Instructions for the task:
From the line that contains "Decode this image" through the end of the records below, write out each line exactly as it appears, but not the pictures.

Task input:
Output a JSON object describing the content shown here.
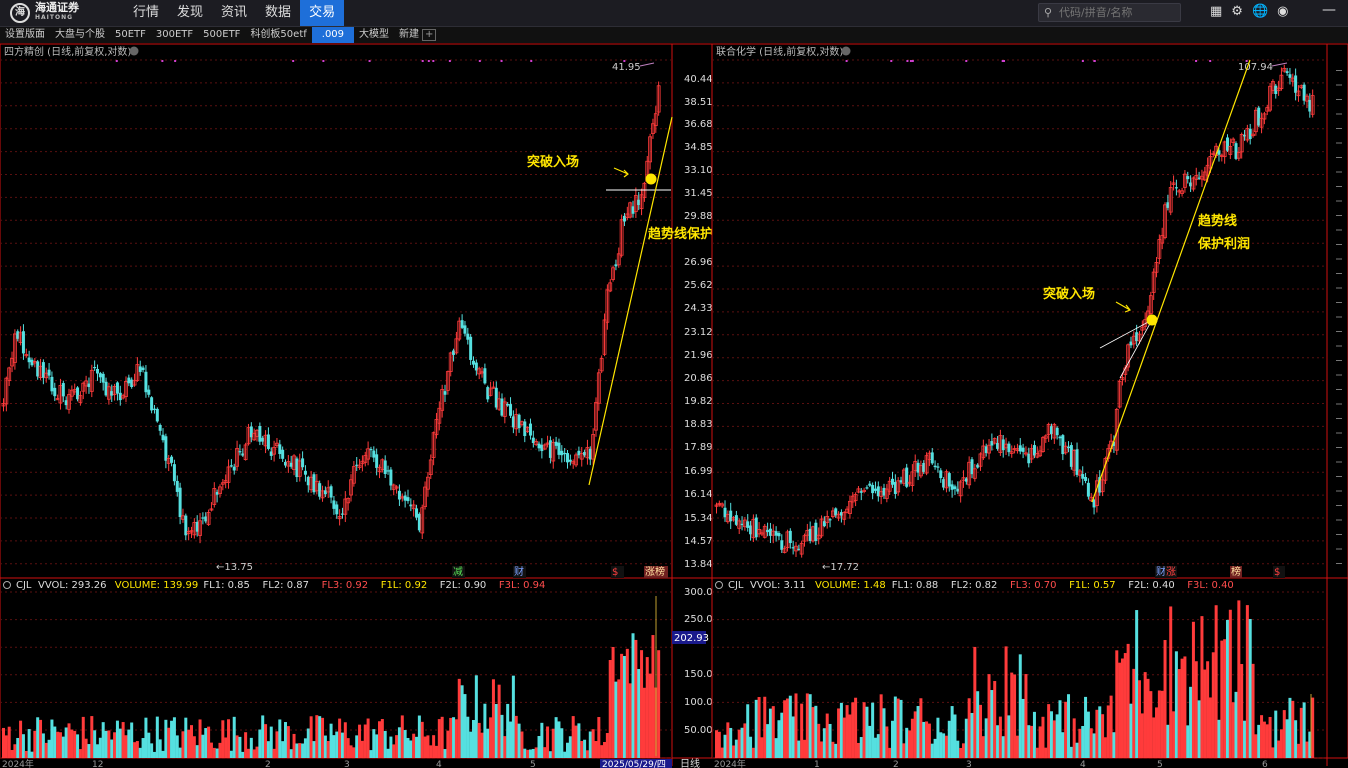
{
  "topbar": {
    "logo_cn": "海通证券",
    "logo_en": "HAITONG",
    "nav": [
      "行情",
      "发现",
      "资讯",
      "数据",
      "交易"
    ],
    "active_nav": 4,
    "search_placeholder": "代码/拼音/名称"
  },
  "toolbar": {
    "items": [
      "设置版面",
      "大盘与个股",
      "50ETF",
      "300ETF",
      "500ETF",
      "科创板50etf",
      ".009",
      "大模型",
      "新建"
    ],
    "selected": 6
  },
  "colors": {
    "up": "#ff3b3b",
    "down": "#55e0e0",
    "grid": "#5a1010",
    "axis": "#d01010",
    "annotation": "#ffe600",
    "title": "#bbbbbb"
  },
  "left_chart": {
    "title": "四方精创 (日线,前复权,对数)",
    "high_label": "41.95",
    "low_label": "←13.75",
    "annotation_1": "突破入场",
    "annotation_2": "趋势线保护利润",
    "price_axis": [
      "40.44",
      "38.51",
      "36.68",
      "34.85",
      "33.10",
      "31.45",
      "29.88",
      "26.96",
      "25.62",
      "24.33",
      "23.12",
      "21.96",
      "20.86",
      "19.82",
      "18.83",
      "17.89",
      "16.99",
      "16.14",
      "15.34",
      "14.57",
      "13.84"
    ],
    "event_labels": [
      "减",
      "财",
      "$",
      "涨榜"
    ],
    "indicator": {
      "prefix": "CJL",
      "items": [
        {
          "label": "VVOL: 293.26",
          "color": "#dddddd"
        },
        {
          "label": "VOLUME: 139.99",
          "color": "#ffe600"
        },
        {
          "label": "FL1: 0.85",
          "color": "#dddddd"
        },
        {
          "label": "FL2: 0.87",
          "color": "#dddddd"
        },
        {
          "label": "FL3: 0.92",
          "color": "#ff4d4d"
        },
        {
          "label": "F1L: 0.92",
          "color": "#ffe600"
        },
        {
          "label": "F2L: 0.90",
          "color": "#dddddd"
        },
        {
          "label": "F3L: 0.94",
          "color": "#ff4d4d"
        }
      ]
    },
    "volume_axis": [
      "300.0",
      "250.0",
      "202.93",
      "150.0",
      "100.0",
      "50.00"
    ],
    "volume_marker": "202.93",
    "date_axis": [
      "2024年",
      "12",
      "2",
      "3",
      "4",
      "5"
    ],
    "date_highlight": "2025/05/29/四",
    "period_label": "日线"
  },
  "right_chart": {
    "title": "联合化学 (日线,前复权,对数)",
    "high_label": "107.94",
    "low_label": "←17.72",
    "annotation_1": "突破入场",
    "annotation_2a": "趋势线",
    "annotation_2b": "保护利润",
    "event_labels": [
      "财",
      "涨",
      "榜",
      "$"
    ],
    "indicator": {
      "prefix": "CJL",
      "items": [
        {
          "label": "VVOL: 3.11",
          "color": "#dddddd"
        },
        {
          "label": "VOLUME: 1.48",
          "color": "#ffe600"
        },
        {
          "label": "FL1: 0.88",
          "color": "#dddddd"
        },
        {
          "label": "FL2: 0.82",
          "color": "#dddddd"
        },
        {
          "label": "FL3: 0.70",
          "color": "#ff4d4d"
        },
        {
          "label": "F1L: 0.57",
          "color": "#ffe600"
        },
        {
          "label": "F2L: 0.40",
          "color": "#dddddd"
        },
        {
          "label": "F3L: 0.40",
          "color": "#ff4d4d"
        }
      ]
    },
    "date_axis": [
      "2024年",
      "1",
      "2",
      "3",
      "4",
      "5",
      "6"
    ]
  },
  "chart_data": [
    {
      "type": "candlestick",
      "title": "四方精创 (日线,前复权,对数)",
      "series": [
        {
          "name": "price",
          "start": 22.0,
          "end": 41.95,
          "low": 13.75,
          "high": 41.95
        }
      ],
      "ylim": [
        13.84,
        40.44
      ],
      "yscale": "log",
      "breakout_price": 31.45,
      "volume_ylim": [
        0,
        300
      ],
      "volume_last": 202.93
    },
    {
      "type": "candlestick",
      "title": "联合化学 (日线,前复权,对数)",
      "series": [
        {
          "name": "price",
          "start": 21.0,
          "end": 95.0,
          "low": 17.72,
          "high": 107.94
        }
      ],
      "yscale": "log"
    }
  ]
}
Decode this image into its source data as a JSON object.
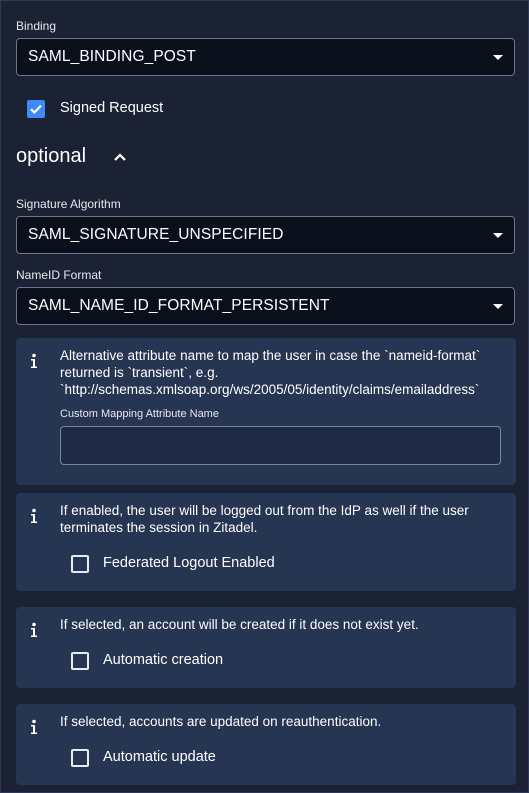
{
  "binding": {
    "label": "Binding",
    "value": "SAML_BINDING_POST"
  },
  "signed_request": {
    "label": "Signed Request",
    "checked": true
  },
  "optional_section": {
    "title": "optional",
    "expanded": true
  },
  "signature_algorithm": {
    "label": "Signature Algorithm",
    "value": "SAML_SIGNATURE_UNSPECIFIED"
  },
  "nameid_format": {
    "label": "NameID Format",
    "value": "SAML_NAME_ID_FORMAT_PERSISTENT"
  },
  "custom_mapping": {
    "info_line1": "Alternative attribute name to map the user in case the `nameid-format`",
    "info_line2": "returned is `transient`, e.g.",
    "info_line3": "`http://schemas.xmlsoap.org/ws/2005/05/identity/claims/emailaddress`",
    "input_label": "Custom Mapping Attribute Name",
    "input_value": ""
  },
  "federated_logout": {
    "info_line1": "If enabled, the user will be logged out from the IdP as well if the user",
    "info_line2": "terminates the session in Zitadel.",
    "label": "Federated Logout Enabled",
    "checked": false
  },
  "automatic_creation": {
    "info": "If selected, an account will be created if it does not exist yet.",
    "label": "Automatic creation",
    "checked": false
  },
  "automatic_update": {
    "info": "If selected, accounts are updated on reauthentication.",
    "label": "Automatic update",
    "checked": false
  },
  "colors": {
    "background": "#1a2233",
    "card": "#263551",
    "accent": "#3d8bf2",
    "field_bg": "#0a0f1c"
  },
  "icons": [
    "caret-down-icon",
    "check-icon",
    "chevron-up-icon",
    "info-icon"
  ]
}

Worked solution:
Decode this image into its source data as a JSON object.
{
  "binding": {
    "label": "Binding",
    "value": "SAML_BINDING_POST"
  },
  "signed_request": {
    "label": "Signed Request",
    "checked": true
  },
  "optional_section": {
    "title": "optional",
    "expanded": true
  },
  "signature_algorithm": {
    "label": "Signature Algorithm",
    "value": "SAML_SIGNATURE_UNSPECIFIED"
  },
  "nameid_format": {
    "label": "NameID Format",
    "value": "SAML_NAME_ID_FORMAT_PERSISTENT"
  },
  "custom_mapping": {
    "info_line1": "Alternative attribute name to map the user in case the `nameid-format`",
    "info_line2": "returned is `transient`, e.g.",
    "info_line3": "`http://schemas.xmlsoap.org/ws/2005/05/identity/claims/emailaddress`",
    "input_label": "Custom Mapping Attribute Name",
    "input_value": ""
  },
  "federated_logout": {
    "info_line1": "If enabled, the user will be logged out from the IdP as well if the user",
    "info_line2": "terminates the session in Zitadel.",
    "label": "Federated Logout Enabled",
    "checked": false
  },
  "automatic_creation": {
    "info": "If selected, an account will be created if it does not exist yet.",
    "label": "Automatic creation",
    "checked": false
  },
  "automatic_update": {
    "info": "If selected, accounts are updated on reauthentication.",
    "label": "Automatic update",
    "checked": false
  },
  "colors": {
    "background": "#1a2233",
    "card": "#263551",
    "accent": "#3d8bf2",
    "field_bg": "#0a0f1c"
  },
  "icons": [
    "caret-down-icon",
    "check-icon",
    "chevron-up-icon",
    "info-icon"
  ]
}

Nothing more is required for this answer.